For years, the biggest question in men’s tennis has been: Who can topple the “Big Three”? It’s a tall order—Rafael Nadal, Novak Djokovic and Roger Federer have won the last 13 Grand Slam titles and a staggering 56 of 67 since 2003—but if anyone is up to the task, it’s Dominic Thiem. The tireless 26-year-old Austrian dismantles opponents with a lethal one-handed backhand; he knocked off Federer at Indian Wells to take one of his five titles in 2019, and last month took out Nadal in the Australian Open before surrendering in five sets to Djokovic in the final. Although this year's Miami Open was suspened, he will still be looking forward to improving on last year’s first-round exit whereever he is playing next—and don’t be surprised if he’s holding the trophy after the final match.
1. You’re considered one of the fittest players on the ATP tour. What’s your fitness routine like? A lot of practice. During the preseason in Miami, I always did a session on the beach and then an endurance [workout]. Nowadays, being really fit is probably one of the most important things in tennis.
2. That’s right, you did train in Miami for the Miami Open this year. What was your favorite part of the city? Brickell Avenue. There are always people around, and it has great restaurants.
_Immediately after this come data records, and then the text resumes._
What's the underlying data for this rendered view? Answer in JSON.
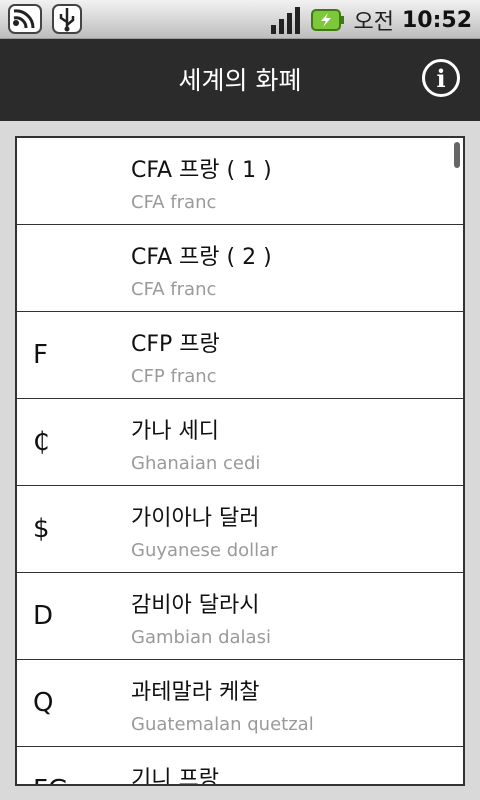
{
  "status_bar": {
    "ampm": "오전",
    "time": "10:52",
    "icons": [
      "wifi-notification-icon",
      "usb-icon",
      "signal-icon",
      "battery-charging-icon"
    ]
  },
  "header": {
    "title": "세계의 화폐",
    "info_icon": "i"
  },
  "currencies": [
    {
      "symbol": "",
      "name": "CFA 프랑 ( 1 )",
      "english": "CFA franc"
    },
    {
      "symbol": "",
      "name": "CFA 프랑 ( 2 )",
      "english": "CFA franc"
    },
    {
      "symbol": "F",
      "name": "CFP 프랑",
      "english": "CFP franc"
    },
    {
      "symbol": "₵",
      "name": "가나 세디",
      "english": "Ghanaian cedi"
    },
    {
      "symbol": "$",
      "name": "가이아나 달러",
      "english": "Guyanese dollar"
    },
    {
      "symbol": "D",
      "name": "감비아 달라시",
      "english": "Gambian dalasi"
    },
    {
      "symbol": "Q",
      "name": "과테말라 케찰",
      "english": "Guatemalan quetzal"
    },
    {
      "symbol": "FG",
      "name": "기니 프랑",
      "english": ""
    }
  ]
}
I also have a friend who has an apartment there where I can stay, so that’s really nice.
3. What has been the sweetest win in your career so far? The 2019 tournament victory in Vienna, where I played the final against my good friend Diego Schwartzman. It was so emotional and special because I’ve visited that tournament since I was 4 or 5 years old, and I’ve never missed a year. To stand there and win the title at the end was just amazing.
4. You’re often mentioned as someone who will be as well-known as Djokovic, Nadal and Federer. What do you make of all that? Djokovic, Nadal and Federer are probably the biggest legends of this game, ever. So it’s almost impossible to get as famous or get as good as them, but of course I will try. They’ve won so many titles it’s almost impossible to get there.
5. Who do you see as your biggest competition at the Miami Open? My biggest competition at every tournament are the absolute top players. But the level at men’s tennis is so high that if you’re not at the top of your game, you can lose against anybody.